Tours > Hadrian's Wall |
by David Nash Ford BA, Editor, History on Britannia
Only forty years after the Roman invasion, the Imperial army had overrun almost the whole of Britain. With their great victory at
Mons Graupius (AD 84) in the Grampian Mountains of modern Scotland, the Latin peoples made themselves the new masters of the Isles. However, troubles elsewhere in the Empire soon led to troop withdrawals and, by about AD 105, the Northern border of the Empire was set at Stanegate, the road running between the supply bases of Carlisle (Cumberland) and Corbridge (Northumberland). The Emperor Hadrian then visited Britain and decided to formalise the arrangement by building an eighty Roman mile stone wall as a frontier to keep out the troublesome Picts. Work was begun in AD 122 and was probably completed by the end of the decade. Though the area was abandoned for a push north in the AD 140s, by AD 161, it was firmly established as the Imperial border.
Hadrian's Wall stretched some seventy-three and half modern miles from Bowness, on the Solway in the east, to Wallsend on the Tyne in the west.
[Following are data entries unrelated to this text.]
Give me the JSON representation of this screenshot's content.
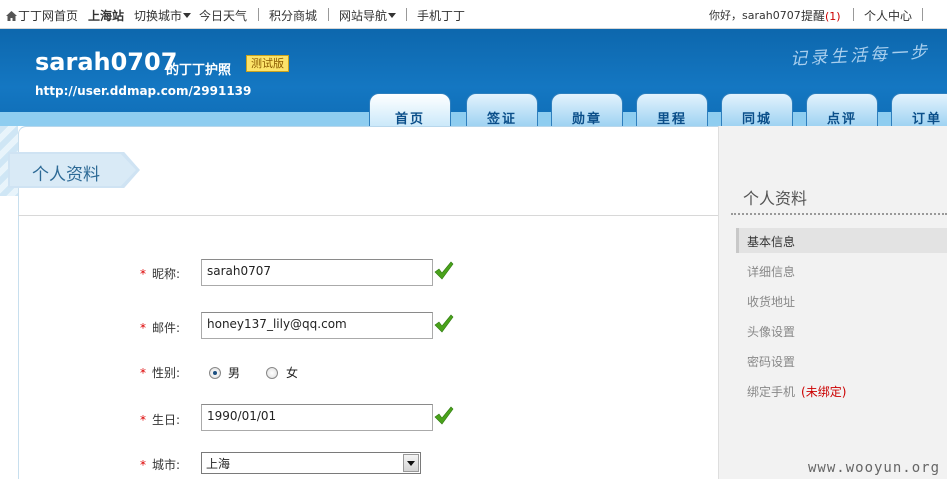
{
  "topbar": {
    "home": "丁丁网首页",
    "city": "上海站",
    "switch_city": "切换城市",
    "weather": "今日天气",
    "points_mall": "积分商城",
    "site_nav": "网站导航",
    "mobile": "手机丁丁",
    "greeting": "你好，sarah0707",
    "remind": "提醒",
    "remind_count": "(1)",
    "personal_center": "个人中心"
  },
  "header": {
    "username": "sarah0707",
    "passport": "的丁丁护照",
    "beta": "测试版",
    "url": "http://user.ddmap.com/2991139",
    "slogan": "记录生活每一步",
    "tabs": [
      "首页",
      "签证",
      "勋章",
      "里程",
      "同城",
      "点评",
      "订单"
    ]
  },
  "main": {
    "title": "个人资料",
    "form": {
      "nickname_label": "昵称:",
      "nickname_value": "sarah0707",
      "email_label": "邮件:",
      "email_value": "honey137_lily@qq.com",
      "gender_label": "性别:",
      "gender_male": "男",
      "gender_female": "女",
      "birthday_label": "生日:",
      "birthday_value": "1990/01/01",
      "city_label": "城市:",
      "city_value": "上海"
    }
  },
  "sidebar": {
    "title": "个人资料",
    "items": [
      "基本信息",
      "详细信息",
      "收货地址",
      "头像设置",
      "密码设置",
      "绑定手机"
    ],
    "unbound": "(未绑定)"
  },
  "watermark": "www.wooyun.org",
  "colors": {
    "header_blue": "#1477c2",
    "required_star": "#dd0000",
    "check_green": "#4aa21b"
  }
}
It consisted of a fifteen Roman foot high stone wall behind a V-shaped ditch. Faced with carefully cut limestone and filled with rubble, it was planned to be ten Roman feet thick, though this was later reduced to six or eight feet in places. There was a large ditch with attendant earthworks to the south, called the
Vallum, and the wall was punctuated by a series of twenty-four playing-card shaped forts for large garrisons. Between these were built little 'milecastles' every Roman mile (1,620 modern yards) for a maximum of sixty-four men; while two-storeyed turrets, two between each milecastle, acted as signal stations manned by four soldiers at a time.
Over the years since the Roman military left our shores (around AD 410), the wall has been a convenient stone quarry for generations for Northcountrymen. Roman stonework can be detected in almost every ancient building in the district along the wall and churches in the area even have topsy-turvy inscriptions embedded in their walls. Despite this, its historical importance was recognised by a number of eminent antiquaries by the beginning of the 19th century and large stretches have been preserved for the generations of today and tomorrow. The wall has now even been proclaimed as a World Heritage Site. 'Walking the Wall' is a popular holiday passtime and many of the excavated forts are open to the public. Some of the best places to see the wall itself are at Birdoswald, Willowford, Walltown Crags, Cawfields, Hotbank Crags, Steel Rigg, Housesteads or Sewingshield Crags. All are well signposted from Stanegate (the B6318).
First Stop: The Tullie House Museum